A complete answer includes every line below with the word "values".

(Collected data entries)
<<<<

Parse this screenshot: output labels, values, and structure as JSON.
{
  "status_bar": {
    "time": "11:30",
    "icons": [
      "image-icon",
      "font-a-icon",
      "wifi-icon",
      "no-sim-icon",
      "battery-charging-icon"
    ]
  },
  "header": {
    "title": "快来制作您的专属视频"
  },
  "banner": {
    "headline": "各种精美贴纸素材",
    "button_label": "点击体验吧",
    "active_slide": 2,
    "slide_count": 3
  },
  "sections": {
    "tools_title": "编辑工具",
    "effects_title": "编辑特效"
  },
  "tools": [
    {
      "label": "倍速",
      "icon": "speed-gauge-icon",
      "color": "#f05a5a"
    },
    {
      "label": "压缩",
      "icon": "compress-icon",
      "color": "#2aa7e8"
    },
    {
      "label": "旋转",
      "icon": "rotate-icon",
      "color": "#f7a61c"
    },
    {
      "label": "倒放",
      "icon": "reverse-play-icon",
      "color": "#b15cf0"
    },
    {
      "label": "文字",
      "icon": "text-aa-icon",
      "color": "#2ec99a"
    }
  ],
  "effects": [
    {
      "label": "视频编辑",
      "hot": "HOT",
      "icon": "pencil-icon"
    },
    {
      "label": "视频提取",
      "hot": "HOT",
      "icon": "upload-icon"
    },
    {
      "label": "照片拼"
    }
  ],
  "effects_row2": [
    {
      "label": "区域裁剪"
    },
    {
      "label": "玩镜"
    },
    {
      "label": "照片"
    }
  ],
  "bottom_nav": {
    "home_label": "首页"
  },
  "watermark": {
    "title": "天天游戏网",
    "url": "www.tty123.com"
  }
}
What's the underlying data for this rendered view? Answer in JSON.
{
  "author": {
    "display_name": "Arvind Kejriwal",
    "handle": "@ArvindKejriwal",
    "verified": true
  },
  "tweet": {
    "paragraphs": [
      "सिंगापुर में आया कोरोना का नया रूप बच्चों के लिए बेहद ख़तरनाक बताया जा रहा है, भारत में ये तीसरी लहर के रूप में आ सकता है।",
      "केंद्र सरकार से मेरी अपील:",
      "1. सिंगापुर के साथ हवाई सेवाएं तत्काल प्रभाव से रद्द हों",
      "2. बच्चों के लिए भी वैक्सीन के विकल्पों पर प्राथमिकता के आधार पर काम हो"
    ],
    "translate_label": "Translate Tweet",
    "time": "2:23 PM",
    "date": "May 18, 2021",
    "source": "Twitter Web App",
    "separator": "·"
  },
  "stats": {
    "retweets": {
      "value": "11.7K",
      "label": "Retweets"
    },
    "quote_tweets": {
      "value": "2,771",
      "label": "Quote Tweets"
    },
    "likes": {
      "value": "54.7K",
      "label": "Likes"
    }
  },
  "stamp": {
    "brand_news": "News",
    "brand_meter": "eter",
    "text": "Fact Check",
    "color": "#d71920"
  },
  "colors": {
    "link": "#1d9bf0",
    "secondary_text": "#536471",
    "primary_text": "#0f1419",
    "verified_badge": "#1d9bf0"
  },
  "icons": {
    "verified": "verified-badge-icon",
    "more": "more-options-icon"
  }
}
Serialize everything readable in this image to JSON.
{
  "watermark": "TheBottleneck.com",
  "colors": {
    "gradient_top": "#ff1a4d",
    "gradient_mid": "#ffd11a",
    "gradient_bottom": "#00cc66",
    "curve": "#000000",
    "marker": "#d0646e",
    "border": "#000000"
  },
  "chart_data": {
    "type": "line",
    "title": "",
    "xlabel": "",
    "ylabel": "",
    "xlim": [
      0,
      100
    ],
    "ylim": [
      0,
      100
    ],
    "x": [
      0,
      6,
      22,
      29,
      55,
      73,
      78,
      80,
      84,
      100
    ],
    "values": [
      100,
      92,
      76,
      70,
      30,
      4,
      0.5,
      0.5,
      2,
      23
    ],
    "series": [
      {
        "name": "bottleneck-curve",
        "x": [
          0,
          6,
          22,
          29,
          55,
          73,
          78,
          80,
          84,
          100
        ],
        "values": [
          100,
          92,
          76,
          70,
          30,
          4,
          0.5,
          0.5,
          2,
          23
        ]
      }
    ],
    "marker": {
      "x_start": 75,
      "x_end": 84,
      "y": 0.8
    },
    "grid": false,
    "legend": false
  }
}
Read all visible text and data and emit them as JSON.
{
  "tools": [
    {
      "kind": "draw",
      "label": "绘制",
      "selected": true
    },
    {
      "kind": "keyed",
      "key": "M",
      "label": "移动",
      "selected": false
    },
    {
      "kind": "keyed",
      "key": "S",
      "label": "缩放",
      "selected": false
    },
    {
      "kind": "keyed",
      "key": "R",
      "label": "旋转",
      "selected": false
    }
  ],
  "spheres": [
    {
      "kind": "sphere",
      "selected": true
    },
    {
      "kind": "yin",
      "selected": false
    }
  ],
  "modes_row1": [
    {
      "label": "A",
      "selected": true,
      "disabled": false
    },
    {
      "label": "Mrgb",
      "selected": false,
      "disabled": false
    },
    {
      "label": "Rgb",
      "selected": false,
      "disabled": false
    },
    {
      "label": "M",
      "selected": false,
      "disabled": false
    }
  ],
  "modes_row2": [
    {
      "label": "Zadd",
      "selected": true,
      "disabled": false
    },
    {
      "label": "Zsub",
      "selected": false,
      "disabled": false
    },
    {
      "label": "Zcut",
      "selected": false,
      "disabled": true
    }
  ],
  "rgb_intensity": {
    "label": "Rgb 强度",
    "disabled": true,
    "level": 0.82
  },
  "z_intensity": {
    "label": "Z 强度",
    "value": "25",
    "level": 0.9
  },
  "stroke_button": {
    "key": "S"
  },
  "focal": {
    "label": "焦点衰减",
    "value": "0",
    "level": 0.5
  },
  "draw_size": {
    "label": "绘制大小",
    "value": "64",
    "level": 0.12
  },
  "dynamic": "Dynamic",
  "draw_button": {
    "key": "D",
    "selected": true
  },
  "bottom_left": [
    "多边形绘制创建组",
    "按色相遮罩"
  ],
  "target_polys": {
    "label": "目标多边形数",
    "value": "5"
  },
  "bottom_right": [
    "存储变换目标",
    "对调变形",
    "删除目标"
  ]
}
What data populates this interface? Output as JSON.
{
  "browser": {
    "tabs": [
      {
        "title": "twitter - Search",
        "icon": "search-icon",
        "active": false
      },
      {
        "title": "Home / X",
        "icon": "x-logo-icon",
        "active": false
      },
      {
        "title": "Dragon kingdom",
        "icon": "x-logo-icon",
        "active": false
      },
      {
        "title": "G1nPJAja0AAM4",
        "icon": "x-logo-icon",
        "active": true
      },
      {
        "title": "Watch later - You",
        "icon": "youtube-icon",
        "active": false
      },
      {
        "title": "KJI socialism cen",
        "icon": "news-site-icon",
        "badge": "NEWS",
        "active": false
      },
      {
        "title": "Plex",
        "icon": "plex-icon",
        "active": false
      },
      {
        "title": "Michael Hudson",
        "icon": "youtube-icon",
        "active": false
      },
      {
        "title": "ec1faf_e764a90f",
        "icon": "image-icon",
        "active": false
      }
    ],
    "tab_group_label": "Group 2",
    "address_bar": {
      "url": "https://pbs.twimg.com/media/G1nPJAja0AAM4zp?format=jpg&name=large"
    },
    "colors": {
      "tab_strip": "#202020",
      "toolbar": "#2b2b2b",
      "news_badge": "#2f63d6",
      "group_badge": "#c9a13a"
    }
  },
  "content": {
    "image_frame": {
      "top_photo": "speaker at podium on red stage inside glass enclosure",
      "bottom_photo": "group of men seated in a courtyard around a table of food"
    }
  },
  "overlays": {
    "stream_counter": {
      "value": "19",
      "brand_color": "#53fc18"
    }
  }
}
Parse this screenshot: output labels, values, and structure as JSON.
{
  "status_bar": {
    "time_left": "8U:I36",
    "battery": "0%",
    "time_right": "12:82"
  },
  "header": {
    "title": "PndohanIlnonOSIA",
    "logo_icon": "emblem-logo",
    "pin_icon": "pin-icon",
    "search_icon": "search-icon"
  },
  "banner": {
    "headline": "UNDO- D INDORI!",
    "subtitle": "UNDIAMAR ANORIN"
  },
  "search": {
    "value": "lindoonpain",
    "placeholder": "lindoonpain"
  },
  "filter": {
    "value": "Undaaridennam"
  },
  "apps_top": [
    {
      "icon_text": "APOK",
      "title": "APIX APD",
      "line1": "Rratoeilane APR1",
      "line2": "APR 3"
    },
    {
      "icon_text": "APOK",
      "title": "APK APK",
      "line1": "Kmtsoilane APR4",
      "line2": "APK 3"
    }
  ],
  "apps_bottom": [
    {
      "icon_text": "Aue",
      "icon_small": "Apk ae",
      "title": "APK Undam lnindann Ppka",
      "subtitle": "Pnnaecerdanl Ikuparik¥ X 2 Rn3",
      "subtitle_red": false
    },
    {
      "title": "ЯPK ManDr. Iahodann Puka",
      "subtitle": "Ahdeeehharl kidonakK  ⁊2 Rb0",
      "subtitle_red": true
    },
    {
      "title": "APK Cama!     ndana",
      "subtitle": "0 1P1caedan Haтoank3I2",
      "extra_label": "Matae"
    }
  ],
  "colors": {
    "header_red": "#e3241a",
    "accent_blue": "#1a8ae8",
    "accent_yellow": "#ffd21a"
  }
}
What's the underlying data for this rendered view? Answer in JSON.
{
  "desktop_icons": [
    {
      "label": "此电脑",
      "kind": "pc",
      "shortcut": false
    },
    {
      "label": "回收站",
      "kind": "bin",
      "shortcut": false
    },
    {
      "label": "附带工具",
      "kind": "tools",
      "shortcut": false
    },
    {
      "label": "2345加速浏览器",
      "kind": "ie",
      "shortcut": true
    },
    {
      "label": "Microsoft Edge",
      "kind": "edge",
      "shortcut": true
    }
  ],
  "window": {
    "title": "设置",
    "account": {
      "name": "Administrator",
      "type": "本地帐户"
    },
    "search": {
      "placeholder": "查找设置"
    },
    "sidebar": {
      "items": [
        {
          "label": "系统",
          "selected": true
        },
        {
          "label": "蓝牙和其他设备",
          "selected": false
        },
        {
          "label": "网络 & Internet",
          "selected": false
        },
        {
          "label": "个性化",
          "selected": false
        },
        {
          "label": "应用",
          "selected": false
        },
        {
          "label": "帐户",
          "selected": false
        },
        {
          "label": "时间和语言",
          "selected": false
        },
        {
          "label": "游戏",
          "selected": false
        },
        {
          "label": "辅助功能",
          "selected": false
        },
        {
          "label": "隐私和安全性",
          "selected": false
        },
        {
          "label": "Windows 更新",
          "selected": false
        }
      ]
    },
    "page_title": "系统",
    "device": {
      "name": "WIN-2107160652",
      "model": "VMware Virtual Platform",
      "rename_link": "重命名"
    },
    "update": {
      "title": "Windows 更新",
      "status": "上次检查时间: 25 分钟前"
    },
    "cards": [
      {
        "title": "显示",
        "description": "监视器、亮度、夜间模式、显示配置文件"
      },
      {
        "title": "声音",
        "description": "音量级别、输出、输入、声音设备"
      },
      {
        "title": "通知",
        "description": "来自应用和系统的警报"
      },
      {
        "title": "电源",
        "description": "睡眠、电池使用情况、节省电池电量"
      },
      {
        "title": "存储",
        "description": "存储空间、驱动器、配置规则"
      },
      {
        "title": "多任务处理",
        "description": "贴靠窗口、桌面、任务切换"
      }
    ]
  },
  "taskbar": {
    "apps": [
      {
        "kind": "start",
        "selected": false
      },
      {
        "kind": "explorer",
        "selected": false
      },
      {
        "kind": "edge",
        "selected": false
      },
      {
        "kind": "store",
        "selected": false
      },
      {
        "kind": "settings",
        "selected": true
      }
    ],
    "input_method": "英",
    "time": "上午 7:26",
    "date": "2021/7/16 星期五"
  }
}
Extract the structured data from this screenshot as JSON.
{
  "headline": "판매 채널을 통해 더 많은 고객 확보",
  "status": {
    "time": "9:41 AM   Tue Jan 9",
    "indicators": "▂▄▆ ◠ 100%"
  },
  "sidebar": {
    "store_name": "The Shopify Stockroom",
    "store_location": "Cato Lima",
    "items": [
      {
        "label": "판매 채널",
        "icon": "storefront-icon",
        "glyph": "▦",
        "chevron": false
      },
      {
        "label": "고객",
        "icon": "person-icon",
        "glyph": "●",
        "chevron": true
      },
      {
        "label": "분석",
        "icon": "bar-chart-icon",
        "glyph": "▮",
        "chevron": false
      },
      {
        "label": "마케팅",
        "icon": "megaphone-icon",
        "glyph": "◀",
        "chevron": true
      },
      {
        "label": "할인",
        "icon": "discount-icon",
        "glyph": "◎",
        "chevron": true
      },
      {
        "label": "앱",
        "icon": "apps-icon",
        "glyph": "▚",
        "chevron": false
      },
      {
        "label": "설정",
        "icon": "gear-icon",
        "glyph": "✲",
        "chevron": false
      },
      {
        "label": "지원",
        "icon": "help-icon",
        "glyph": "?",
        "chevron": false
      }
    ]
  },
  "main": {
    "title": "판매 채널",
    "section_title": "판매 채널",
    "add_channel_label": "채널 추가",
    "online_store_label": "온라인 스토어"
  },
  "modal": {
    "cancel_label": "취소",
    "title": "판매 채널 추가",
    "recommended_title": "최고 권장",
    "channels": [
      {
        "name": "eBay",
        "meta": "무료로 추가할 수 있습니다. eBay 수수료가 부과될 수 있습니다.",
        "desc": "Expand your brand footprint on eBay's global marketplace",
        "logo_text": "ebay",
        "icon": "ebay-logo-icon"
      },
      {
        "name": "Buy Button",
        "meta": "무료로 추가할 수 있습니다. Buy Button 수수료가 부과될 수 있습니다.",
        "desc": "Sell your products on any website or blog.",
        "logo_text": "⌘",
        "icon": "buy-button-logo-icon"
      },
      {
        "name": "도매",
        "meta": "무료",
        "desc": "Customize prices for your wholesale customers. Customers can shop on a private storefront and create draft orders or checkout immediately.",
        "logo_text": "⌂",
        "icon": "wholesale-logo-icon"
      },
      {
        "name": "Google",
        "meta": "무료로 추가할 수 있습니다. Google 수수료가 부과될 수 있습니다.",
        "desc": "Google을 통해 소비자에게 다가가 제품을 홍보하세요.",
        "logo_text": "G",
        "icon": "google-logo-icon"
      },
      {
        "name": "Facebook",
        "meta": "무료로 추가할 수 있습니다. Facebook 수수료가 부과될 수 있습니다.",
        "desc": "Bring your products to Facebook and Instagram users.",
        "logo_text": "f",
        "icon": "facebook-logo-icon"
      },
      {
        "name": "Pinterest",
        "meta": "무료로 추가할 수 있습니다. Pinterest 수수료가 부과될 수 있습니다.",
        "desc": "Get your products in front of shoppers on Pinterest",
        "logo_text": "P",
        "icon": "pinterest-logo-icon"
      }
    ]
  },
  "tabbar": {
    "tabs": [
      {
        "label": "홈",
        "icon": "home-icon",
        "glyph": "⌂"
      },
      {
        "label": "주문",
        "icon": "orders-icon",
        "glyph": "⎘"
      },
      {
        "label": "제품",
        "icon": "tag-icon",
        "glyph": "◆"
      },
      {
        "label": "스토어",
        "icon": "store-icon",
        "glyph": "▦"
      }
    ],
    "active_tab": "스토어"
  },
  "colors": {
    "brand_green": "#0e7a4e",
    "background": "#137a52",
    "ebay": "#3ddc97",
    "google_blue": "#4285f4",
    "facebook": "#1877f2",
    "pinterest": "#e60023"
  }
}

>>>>

RESULT OF THE EXERCISE |
Parse this screenshot: output labels, values, and structure as JSON.
    "values": [
        "values": [
Parse this screenshot: output labels, values, and structure as JSON.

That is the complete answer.